One non-trivial assumption that this analogy between medical health and economics imports into economics is considerable value-unanimity.* For example, Pareto-improvement is in some sense an extremely thin notion; yet some such unanimity is presupposed when we treat it as the policy ideal at the expense of other commitments. Even if there were value-unanimity in some community, it would be more appropriate to understand it as a sign of shared ideology than as a bed-rock empirical fact.
In analytical philosophy, we tend to treat 'science' as a paradigmatic 'rational' and non-ideological activity. I have even claimed that philosophy of science rests on quasi-transcendental assumption (QTA): if anything counts as knowledge it is fallible science, especially physics (chemistry, biology, whatever), so let's now articulate how this is possible or, more formally, justified (and develop, say, norms appropriate to this; recall). We are justifiably suspicious of practices that masquerade as science or that are now defended as science; there are several such practices that are best characterized as pseudo-science.

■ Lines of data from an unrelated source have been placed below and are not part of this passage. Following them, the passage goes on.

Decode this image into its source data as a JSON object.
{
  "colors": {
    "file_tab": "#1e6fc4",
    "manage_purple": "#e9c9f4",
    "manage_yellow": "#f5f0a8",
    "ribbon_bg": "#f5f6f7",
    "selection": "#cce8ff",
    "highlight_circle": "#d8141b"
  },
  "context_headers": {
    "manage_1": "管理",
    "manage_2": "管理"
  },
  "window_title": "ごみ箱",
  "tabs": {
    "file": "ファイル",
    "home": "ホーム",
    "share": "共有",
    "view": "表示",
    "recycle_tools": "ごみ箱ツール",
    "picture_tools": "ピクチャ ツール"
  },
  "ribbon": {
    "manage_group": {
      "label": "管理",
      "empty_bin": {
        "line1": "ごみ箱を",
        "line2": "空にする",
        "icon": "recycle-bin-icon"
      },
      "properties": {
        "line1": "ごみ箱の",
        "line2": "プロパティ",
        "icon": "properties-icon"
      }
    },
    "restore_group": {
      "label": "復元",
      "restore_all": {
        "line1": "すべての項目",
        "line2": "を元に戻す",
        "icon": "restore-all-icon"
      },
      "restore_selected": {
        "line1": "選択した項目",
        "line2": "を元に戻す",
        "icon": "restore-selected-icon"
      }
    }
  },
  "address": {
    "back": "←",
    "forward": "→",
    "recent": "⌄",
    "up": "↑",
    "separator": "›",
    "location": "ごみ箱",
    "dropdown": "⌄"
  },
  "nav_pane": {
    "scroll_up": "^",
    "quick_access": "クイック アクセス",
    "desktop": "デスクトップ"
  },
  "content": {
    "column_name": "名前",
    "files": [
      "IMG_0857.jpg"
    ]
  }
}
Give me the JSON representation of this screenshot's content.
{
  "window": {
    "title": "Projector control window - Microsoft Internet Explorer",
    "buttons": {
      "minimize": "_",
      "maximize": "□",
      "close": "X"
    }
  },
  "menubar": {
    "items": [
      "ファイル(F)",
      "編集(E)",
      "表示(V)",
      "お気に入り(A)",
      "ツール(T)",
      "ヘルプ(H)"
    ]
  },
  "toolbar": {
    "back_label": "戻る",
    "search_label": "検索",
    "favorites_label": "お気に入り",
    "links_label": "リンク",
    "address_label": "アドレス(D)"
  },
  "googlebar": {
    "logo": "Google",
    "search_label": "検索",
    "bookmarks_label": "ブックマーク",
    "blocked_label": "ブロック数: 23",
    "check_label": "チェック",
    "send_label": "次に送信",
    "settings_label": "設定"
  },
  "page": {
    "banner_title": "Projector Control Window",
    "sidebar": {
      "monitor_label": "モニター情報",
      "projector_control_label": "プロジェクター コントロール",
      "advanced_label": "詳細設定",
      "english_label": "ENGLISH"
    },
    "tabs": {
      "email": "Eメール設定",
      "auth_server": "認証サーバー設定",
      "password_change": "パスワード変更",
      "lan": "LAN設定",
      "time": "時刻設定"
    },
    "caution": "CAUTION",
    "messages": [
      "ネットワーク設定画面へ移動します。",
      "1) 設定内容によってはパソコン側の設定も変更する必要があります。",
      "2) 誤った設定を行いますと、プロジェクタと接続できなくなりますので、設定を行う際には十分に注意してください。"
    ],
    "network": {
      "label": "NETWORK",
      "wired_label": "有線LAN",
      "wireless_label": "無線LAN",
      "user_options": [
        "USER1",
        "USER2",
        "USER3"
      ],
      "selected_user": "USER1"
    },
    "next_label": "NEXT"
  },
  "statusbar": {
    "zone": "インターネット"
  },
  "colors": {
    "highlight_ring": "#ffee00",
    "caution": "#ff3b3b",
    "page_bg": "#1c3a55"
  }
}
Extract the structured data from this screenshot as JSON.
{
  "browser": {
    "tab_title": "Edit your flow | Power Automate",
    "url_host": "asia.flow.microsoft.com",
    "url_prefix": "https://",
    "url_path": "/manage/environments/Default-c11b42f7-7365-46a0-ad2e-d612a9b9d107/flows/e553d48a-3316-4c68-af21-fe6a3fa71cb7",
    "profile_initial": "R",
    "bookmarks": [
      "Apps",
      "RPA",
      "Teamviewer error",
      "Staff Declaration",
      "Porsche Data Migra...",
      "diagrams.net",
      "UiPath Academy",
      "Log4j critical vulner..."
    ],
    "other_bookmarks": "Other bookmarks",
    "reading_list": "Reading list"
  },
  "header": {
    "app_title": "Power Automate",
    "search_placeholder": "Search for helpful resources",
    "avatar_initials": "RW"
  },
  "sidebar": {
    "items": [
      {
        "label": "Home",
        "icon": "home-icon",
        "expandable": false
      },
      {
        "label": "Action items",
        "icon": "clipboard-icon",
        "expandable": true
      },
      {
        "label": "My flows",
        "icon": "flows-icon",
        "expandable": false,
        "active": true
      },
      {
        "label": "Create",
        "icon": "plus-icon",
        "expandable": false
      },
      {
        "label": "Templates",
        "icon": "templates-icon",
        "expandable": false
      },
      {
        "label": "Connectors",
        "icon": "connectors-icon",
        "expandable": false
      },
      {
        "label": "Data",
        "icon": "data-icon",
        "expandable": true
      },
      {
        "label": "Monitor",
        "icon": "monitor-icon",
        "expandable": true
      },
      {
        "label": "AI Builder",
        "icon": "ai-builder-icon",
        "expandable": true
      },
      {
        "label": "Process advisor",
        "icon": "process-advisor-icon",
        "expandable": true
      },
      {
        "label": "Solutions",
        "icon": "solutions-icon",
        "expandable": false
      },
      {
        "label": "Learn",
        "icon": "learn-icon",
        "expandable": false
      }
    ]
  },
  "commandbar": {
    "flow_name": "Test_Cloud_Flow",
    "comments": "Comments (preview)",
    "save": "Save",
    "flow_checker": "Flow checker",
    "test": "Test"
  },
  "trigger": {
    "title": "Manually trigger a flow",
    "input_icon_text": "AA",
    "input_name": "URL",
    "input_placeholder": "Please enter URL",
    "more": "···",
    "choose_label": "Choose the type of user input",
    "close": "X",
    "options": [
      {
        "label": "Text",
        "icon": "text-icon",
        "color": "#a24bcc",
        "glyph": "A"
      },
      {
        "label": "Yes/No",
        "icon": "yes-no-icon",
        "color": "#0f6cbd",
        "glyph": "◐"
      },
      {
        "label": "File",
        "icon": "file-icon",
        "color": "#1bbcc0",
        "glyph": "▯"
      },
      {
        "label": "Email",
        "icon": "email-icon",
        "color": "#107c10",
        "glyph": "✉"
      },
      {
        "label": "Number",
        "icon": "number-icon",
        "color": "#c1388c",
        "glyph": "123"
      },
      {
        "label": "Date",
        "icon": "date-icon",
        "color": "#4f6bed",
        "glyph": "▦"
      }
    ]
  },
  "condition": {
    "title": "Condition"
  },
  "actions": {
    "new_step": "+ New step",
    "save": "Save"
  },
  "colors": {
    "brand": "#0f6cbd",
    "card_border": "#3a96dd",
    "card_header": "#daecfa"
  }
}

Contemporary economics is a genuine science notwithstanding its inability to secure a robust understanding of fundamental parameters that govern the most important economic phenomena . Even so, as I have recounted in the history of this blog, in recent decades many of its very best and leading practitioners become incompetent bunglers or worse when they engage in issues that ought to force them to reflect on the normative commitments and consequences of their own practice(s). We need a category that properly captures such facts about economics; 'ideology' may be unfairly judgmental, but for now it is probably the best concept we have.
[+] Sobel never uses 'ideological' in his post and opts for 'inappropriate.' Readers are free to judge my tendency to treat these terms as synonymous in this context as a mistake.
[*]This commitment and its association with health has its roots in the thought of the Godfather of Chicago economics Frank Knight (himself quite skeptical about the very idea of economics as science); see his "The Sickness of Liberal Society." (I thank Ross Emmett for the reference.) As I have argued, Milton Friedman made the analogies between health and economics (and associated commitment to a value unanimity)